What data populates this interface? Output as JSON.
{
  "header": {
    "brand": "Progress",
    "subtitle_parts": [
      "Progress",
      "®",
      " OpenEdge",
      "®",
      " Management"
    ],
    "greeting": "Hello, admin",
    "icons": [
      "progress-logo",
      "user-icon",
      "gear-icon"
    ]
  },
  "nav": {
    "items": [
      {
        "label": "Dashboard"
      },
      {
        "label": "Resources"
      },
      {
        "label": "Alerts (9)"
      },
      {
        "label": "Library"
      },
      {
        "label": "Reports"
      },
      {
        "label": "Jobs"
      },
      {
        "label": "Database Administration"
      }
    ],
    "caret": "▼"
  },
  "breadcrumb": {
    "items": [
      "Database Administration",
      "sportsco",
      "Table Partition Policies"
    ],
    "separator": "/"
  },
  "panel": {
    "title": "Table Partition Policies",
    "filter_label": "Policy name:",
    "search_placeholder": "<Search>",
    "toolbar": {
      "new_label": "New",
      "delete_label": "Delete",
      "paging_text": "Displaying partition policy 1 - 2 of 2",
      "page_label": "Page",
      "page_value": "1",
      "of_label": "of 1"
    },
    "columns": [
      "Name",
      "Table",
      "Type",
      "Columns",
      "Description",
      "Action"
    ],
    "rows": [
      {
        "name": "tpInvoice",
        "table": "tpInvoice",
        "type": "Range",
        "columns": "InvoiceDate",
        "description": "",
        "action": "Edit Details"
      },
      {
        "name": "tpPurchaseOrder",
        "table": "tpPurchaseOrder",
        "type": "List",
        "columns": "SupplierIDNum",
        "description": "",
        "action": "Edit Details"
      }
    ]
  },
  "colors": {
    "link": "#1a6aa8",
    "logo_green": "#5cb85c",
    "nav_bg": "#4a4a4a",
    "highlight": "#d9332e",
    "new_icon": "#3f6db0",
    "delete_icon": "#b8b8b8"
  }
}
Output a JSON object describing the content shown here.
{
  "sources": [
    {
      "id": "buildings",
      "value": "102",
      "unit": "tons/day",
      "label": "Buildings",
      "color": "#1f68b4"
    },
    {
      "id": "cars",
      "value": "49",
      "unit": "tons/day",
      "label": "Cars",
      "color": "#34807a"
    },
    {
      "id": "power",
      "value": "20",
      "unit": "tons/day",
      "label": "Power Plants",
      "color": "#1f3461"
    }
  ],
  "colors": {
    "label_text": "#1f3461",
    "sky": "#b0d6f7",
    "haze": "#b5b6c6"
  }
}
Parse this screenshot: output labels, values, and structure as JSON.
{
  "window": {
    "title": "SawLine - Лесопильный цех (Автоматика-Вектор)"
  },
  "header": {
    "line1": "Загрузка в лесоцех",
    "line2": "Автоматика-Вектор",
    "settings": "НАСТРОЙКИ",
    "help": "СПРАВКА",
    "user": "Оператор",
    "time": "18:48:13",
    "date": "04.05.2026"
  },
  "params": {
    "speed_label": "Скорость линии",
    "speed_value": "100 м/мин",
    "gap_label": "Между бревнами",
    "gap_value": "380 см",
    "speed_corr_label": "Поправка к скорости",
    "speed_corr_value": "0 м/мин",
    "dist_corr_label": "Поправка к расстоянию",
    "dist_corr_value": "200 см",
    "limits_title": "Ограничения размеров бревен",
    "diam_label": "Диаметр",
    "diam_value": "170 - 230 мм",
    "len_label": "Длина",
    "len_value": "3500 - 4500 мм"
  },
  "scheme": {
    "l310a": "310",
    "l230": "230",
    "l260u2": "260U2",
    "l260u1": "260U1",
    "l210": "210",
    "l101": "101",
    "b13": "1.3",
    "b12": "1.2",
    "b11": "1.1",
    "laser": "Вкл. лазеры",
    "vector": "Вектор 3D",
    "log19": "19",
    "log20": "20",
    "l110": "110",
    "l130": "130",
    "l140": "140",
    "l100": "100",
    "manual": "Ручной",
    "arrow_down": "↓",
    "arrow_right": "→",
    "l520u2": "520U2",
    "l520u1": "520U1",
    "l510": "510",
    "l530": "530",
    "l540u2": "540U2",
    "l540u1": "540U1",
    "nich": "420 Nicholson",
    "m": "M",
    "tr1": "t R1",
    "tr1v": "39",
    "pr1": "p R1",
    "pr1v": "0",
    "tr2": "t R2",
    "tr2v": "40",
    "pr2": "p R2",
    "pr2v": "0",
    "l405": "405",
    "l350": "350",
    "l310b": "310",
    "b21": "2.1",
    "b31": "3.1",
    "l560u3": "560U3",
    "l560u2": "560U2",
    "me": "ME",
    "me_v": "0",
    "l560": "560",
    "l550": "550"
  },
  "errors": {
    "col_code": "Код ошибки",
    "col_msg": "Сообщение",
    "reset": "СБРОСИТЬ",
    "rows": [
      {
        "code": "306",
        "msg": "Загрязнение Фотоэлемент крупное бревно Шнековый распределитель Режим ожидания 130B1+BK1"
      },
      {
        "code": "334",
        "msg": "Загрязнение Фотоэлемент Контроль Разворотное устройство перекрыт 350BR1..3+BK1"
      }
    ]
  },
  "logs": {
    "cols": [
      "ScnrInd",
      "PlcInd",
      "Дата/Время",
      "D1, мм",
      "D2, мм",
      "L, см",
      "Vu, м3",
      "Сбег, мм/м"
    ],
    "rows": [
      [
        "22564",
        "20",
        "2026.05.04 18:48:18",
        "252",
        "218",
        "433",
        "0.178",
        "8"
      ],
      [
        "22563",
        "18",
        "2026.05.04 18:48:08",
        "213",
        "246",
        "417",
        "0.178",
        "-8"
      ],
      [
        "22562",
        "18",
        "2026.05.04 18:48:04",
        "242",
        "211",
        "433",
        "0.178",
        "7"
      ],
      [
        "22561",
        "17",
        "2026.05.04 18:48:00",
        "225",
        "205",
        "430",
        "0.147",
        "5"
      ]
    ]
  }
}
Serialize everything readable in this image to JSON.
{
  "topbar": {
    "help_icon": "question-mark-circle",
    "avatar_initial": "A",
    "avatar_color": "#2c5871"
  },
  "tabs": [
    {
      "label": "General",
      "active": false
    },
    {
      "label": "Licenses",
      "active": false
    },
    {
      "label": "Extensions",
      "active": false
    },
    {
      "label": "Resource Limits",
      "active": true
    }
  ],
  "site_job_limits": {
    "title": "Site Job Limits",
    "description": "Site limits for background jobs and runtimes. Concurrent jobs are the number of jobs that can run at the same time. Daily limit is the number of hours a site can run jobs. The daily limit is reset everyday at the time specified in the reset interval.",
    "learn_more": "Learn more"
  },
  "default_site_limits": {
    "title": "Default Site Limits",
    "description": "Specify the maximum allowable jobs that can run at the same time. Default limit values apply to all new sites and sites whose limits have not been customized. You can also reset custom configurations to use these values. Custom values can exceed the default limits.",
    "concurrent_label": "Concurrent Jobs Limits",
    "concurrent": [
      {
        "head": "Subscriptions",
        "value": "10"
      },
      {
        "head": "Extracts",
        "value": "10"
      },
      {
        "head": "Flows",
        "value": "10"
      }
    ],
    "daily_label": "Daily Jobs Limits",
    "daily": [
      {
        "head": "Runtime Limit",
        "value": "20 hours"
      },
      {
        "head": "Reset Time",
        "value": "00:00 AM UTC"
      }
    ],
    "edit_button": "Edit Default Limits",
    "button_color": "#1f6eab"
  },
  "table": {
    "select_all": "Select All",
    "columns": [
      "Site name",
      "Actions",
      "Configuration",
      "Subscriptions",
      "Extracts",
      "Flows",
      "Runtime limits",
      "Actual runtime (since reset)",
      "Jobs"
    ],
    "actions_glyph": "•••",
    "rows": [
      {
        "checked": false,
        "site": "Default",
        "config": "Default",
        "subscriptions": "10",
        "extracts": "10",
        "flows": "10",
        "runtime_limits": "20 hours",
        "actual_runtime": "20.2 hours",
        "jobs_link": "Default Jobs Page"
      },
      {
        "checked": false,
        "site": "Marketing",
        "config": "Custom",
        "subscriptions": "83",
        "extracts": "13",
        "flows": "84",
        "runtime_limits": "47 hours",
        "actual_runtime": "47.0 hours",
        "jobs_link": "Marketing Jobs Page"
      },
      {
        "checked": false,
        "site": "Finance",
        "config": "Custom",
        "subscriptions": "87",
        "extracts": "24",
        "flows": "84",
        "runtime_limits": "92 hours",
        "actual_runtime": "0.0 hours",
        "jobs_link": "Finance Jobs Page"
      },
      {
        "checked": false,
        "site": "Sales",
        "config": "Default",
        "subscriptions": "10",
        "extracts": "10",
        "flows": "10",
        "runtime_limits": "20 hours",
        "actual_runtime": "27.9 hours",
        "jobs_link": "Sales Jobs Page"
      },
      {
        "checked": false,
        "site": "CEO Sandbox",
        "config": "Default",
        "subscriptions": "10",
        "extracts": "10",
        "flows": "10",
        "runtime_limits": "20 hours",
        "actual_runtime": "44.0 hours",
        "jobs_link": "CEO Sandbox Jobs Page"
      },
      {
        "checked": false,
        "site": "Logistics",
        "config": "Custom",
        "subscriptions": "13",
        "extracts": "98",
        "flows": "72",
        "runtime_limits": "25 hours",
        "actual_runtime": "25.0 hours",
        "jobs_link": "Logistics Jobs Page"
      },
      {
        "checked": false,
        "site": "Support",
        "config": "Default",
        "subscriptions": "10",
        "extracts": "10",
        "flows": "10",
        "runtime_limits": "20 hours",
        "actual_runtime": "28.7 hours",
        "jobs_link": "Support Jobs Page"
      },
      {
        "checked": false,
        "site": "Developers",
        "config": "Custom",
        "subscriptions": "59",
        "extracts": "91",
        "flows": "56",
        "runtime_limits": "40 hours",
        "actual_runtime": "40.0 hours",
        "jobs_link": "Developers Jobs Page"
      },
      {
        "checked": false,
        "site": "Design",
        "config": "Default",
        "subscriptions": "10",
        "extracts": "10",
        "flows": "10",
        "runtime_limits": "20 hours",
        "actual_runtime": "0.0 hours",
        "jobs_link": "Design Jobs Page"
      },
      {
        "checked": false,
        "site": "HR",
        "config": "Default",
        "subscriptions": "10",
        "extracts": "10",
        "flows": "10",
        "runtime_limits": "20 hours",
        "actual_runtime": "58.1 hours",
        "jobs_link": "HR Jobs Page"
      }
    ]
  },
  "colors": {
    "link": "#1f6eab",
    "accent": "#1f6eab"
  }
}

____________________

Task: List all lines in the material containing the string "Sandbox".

Solved problem:
        "site": "CEO Sandbox",
        "jobs_link": "CEO Sandbox Jobs Page"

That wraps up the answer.